Once the glue has dried, run your wood shim board through the table saw to make the sides even. If you don’t have a table saw, you could also use a circular saw, band saw, or jigsaw.
Sand all your edges and the top of your shims now to smooth everything out.
Clean off your shim board to make sure there isn’t any sawdust and then stain your board.
Alright, now time to add your numbers. The numbers you select will play a huge part in the overall look of your finished product. She used these 5″ floating mount numbers. They are made to just go directly into your exterior, but they work great for this project too.
Twist the mounts onto the back of the numbers and use a measuring tape to center your numbers. Once you get them placed, put some pressure on them to mark where you will need to drill.

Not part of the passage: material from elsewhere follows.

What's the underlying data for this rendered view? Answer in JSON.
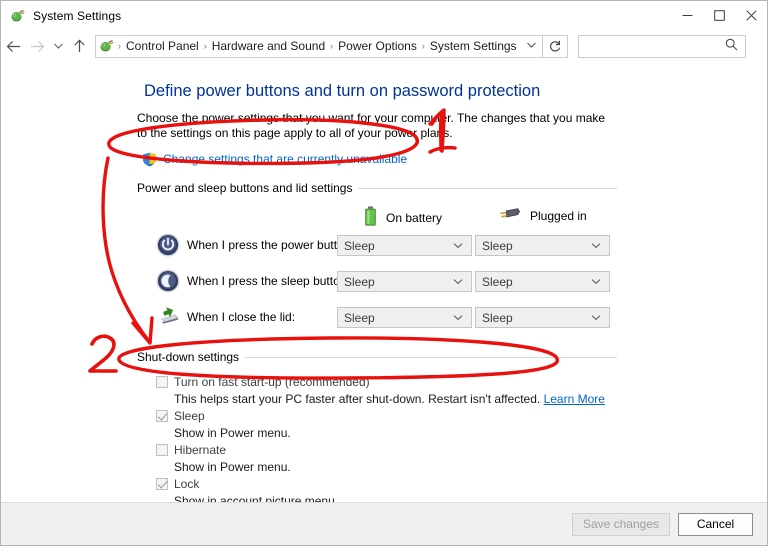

Since we’re working with soft wood shims, it should be fairly easy to see where the holes go as you can see below.
She found a 5/32 drill bit worked best for the house numbers. With a scrap board underneath the plywood, drill all your holes and then use a mallet to softly pound the number mounts evenly into the board.
Next up, the frame.
Since the floating mount numbers are designed to go into the exterior of your home, there is about an inch sticking out the back of the sign that we need to hide.
Take your 1×2 common board and cut your wood at 45 degree angles using a miter saw or miter box to fit perfectly around the shim board.
Sand all the edges as needed once they are cut to size and fit around the board perfectly.
This is where you can get creative! In the tutorial, they paint the frame black, but feel free to paint it whatever color you like best.
Now, it’s time to attach the frame. Start with the long sides. Add wood glue to the long edges and then set your shim board on a flat surface. The goal is to have your frame as far back on the board to hide the screws that are sticking out the back.
Set the side boards and then pin them on the edges and middle with a micropinner to hold it until the glue dries.
Once the long edges are pinned, you can add the end pieces with a little more glue and a pin in each corner.
Now, you just need to hang your house number sign. Amanda suggests attaching a picture hanging wire to the back of your frame and screwing into the exterior of your house. Just be sure to silicon where the screw is to make it waterproof.
I love the look of these house numbers. Looking around at different variations of similar projects, some people are leaving the base board unframed or simply using one solid pieces of wood in lieu of the smaller slats like they did in this project.
If you like the look but she don’t have the time or resources to build something of this intricacy, try selecting one solid pieces of wood as your base, staining it the color or you choosing, and applying house numbers that lay flush to the board.
If you love the idea but are a little afraid to jump in, check out the project at the link below. This quick and easy DIY can be done in less than an hour: http://www.4men1lady.com/new-house-numbers-project-and-a-giveaway/
If you decide to give it a shot, let us know! We want to see pictures of the DIY’s you take on. Send pictures, questions and/or comments to Taylor@norcalhomesllc.com and we’ll get back to you within 24 hours, or simply leave us a note in the comment sections below. 🙂